Shipping Wonders of the World

 © Shipping Wonders of the World 2012-17  |  Site Map  |  Contact Us  |  info@shippingwondersoftheworld.com

The “British Coast”

A Large Home-Trader Coaster


MERCHANT SHIP TYPES - 3



AS the outcome of a period of intense development in the British coastal trade in recent years new ships of all kinds have been built. The ship illustrated below, the British Coast, is one of a special class. She was built for the Coast Lines seaway, between London and Liverpool, and makes calls at intermediate ports such as Southampton, Plymouth and Falmouth. Built by Henry Robb & Co, of Leith, she is a fast vessel. (Gross tonnage 889.) Cargo can be handled quickly, and she has comfortable accommodation for twelve passengers.


The British Coast type of ship has done much to develop the coastwise transportation of passengers. This development will probably be similar to that which has taken place in the big motor cargo-liner type illustrated in Merchant Ship Types No. 2 (page 98). In ships of that kind luxury accommodation is offered to a small number of people.

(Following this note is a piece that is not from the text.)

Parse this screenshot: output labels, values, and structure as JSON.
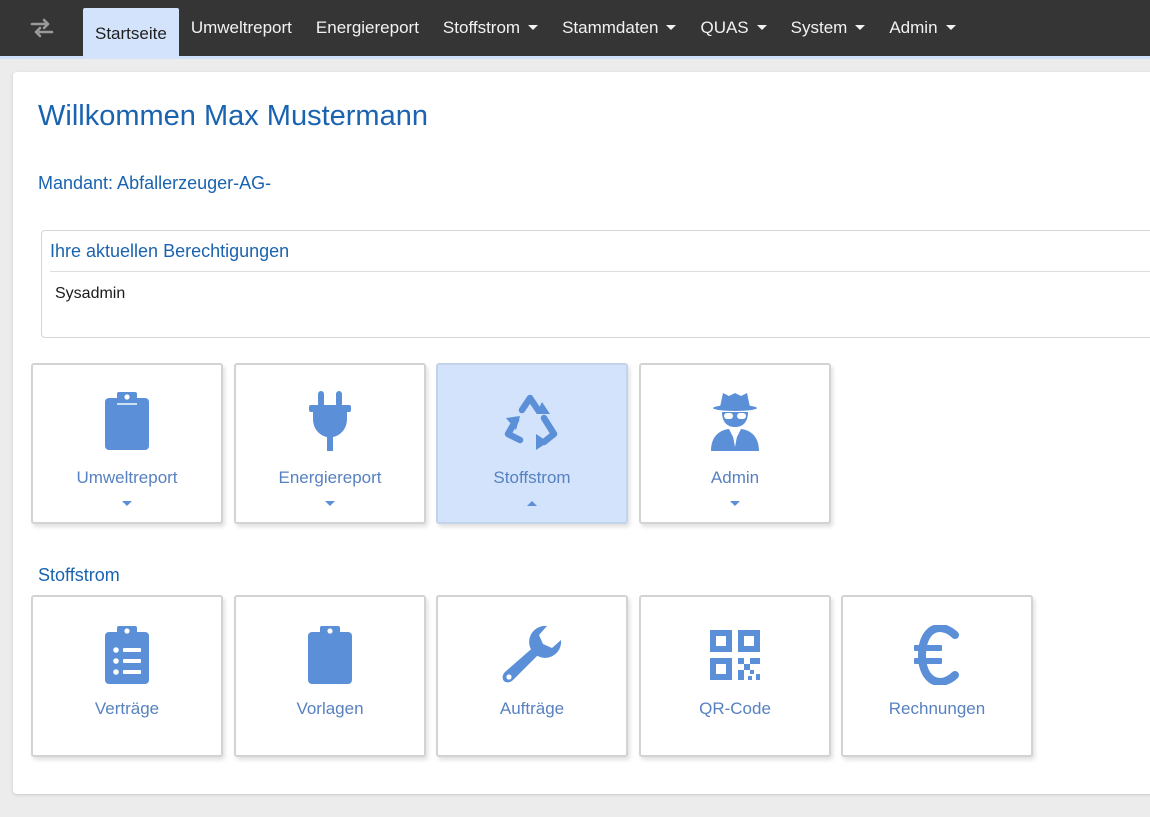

The British Coast, in common with many recent coastal craft of all sizes, is Diesel-propelled. She has a pair of single-acting four-cycle airless injection units, of Atlas Polar type, with a total of 1,250 brake horse-power at 220 revolutions per minute. Each engine has five cylinders of 13·37-in diameter and 22·43-in stroke. These are arranged at the aft end of the ship. Various auxiliary Diesel engines of high-speed type are arranged aft and between the shafts, coupled directly to electric generators. Current from these generators is taken to operate all the pumps in the engine-room, as well as the steering gear, winches and windlass on deck. As with most modern coasters, the vessel has her machinery aft. This gives a a long single hold of some 92,000 cub. ft. capacity, and ’tween deck space, the ship having two decks.


The hold is faced with wood on the sides and tank top. It is thus suitable for the carriage of all kinds of general cargo. There are three hatches serving these holds - one forward and two abaft the bridge structure. This contains accommodation for passengers, as well as for officers. It also accommodates the navigating bridge.


There are two masts, one at the break of the short forecastle which is used entirely as a store, and one between Nos. 2 and 3 hatches. There are two derricks, which are used for handling cargo, on the mainmast. One serves either hatch and one special slewing derrick serves No. 1 hatch.


The British Coast







































[From part 5 published 10 March 1936]